__LISTED ENTRIES__
===============

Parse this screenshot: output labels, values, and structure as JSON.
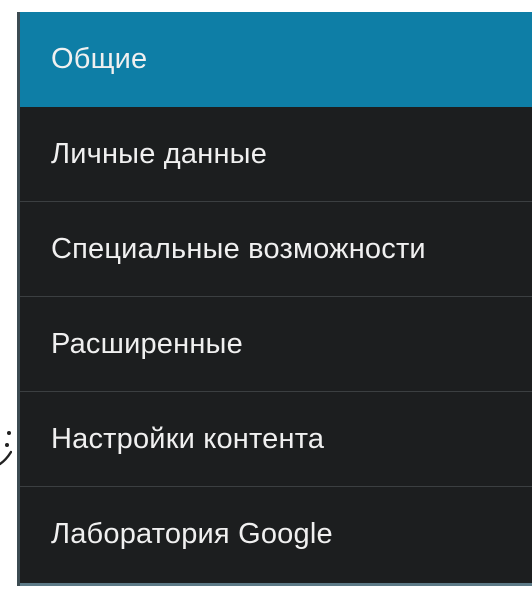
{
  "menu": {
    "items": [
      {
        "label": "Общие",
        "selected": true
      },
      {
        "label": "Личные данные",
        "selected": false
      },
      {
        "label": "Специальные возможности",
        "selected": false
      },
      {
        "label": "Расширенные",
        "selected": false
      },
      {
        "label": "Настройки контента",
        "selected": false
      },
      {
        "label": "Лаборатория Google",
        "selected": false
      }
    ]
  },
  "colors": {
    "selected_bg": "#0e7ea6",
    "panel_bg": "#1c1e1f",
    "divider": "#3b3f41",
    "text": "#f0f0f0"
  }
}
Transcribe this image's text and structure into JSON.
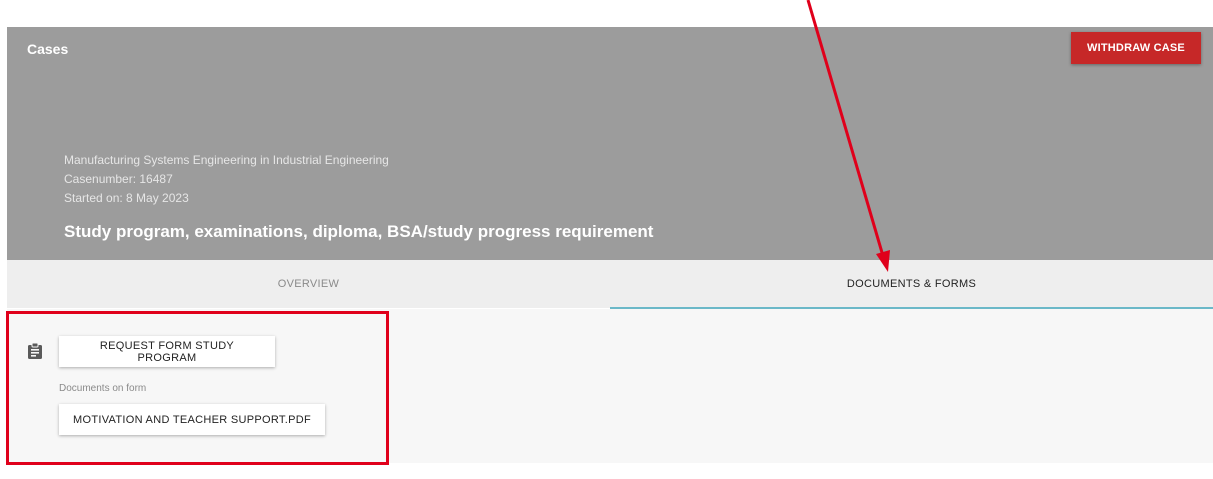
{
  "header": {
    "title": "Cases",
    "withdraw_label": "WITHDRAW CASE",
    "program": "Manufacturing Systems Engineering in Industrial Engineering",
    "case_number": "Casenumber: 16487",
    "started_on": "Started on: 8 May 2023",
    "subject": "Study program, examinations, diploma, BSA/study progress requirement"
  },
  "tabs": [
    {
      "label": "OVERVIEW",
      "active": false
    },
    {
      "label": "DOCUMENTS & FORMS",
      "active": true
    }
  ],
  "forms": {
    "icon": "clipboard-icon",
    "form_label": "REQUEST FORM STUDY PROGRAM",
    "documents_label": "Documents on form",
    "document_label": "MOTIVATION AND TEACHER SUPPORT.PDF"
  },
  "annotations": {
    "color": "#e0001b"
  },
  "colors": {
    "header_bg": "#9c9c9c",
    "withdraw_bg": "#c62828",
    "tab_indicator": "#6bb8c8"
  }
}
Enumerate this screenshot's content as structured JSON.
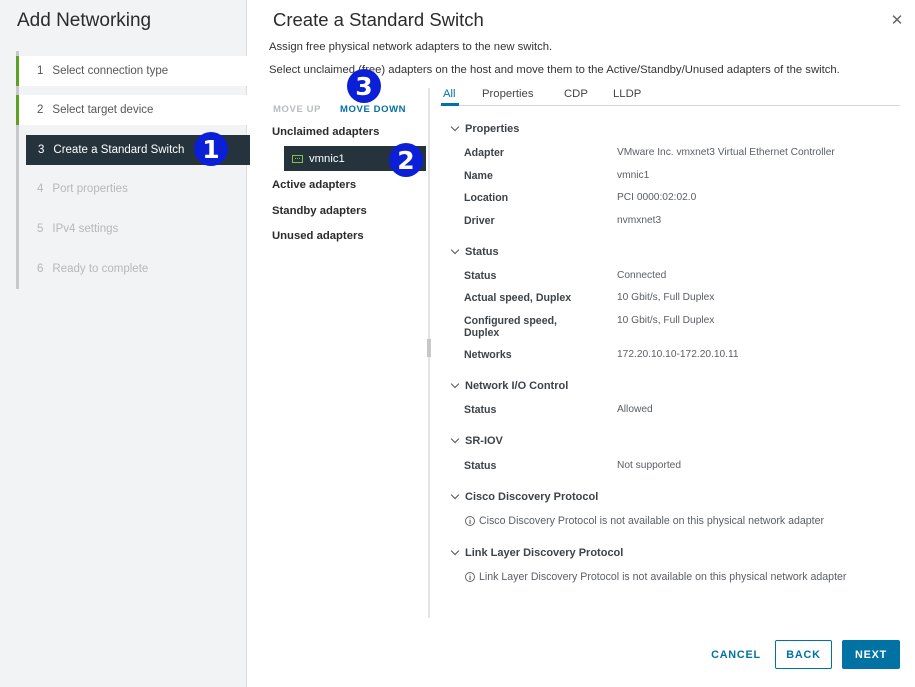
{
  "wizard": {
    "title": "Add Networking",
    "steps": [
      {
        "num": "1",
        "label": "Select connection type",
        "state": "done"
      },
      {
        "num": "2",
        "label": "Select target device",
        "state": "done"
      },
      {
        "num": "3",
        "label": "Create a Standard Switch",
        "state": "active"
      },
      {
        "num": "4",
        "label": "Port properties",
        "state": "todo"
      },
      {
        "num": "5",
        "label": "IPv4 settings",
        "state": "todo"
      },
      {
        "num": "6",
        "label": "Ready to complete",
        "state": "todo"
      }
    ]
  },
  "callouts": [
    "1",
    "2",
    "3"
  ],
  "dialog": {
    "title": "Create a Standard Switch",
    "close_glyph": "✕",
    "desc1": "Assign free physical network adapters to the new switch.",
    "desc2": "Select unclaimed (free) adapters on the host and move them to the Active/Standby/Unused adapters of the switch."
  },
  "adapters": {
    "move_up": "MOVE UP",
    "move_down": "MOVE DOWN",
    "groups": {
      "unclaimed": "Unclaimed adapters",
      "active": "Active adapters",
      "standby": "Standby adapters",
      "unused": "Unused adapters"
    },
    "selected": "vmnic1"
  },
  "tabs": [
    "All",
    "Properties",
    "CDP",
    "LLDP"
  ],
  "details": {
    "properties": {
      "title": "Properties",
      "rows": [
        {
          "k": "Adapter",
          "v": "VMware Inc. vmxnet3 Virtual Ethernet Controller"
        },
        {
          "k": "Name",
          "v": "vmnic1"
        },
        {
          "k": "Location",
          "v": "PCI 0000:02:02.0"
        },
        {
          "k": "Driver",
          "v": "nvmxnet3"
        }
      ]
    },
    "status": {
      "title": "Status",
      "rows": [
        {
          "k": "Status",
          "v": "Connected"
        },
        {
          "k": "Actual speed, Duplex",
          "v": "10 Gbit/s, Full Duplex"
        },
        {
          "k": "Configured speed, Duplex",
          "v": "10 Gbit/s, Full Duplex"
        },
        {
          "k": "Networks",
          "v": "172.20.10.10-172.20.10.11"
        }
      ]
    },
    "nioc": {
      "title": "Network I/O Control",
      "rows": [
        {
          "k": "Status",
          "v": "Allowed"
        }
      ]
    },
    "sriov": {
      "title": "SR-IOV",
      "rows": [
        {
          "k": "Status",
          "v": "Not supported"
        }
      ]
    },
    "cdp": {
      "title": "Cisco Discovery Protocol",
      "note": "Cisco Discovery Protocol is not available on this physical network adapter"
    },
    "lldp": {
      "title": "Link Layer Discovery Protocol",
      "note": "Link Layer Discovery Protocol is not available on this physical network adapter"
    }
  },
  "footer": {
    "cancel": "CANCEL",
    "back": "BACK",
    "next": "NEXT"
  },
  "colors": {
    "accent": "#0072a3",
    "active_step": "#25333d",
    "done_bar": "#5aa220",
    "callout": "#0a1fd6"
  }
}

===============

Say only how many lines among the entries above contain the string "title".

__RESPONSE AREA__
9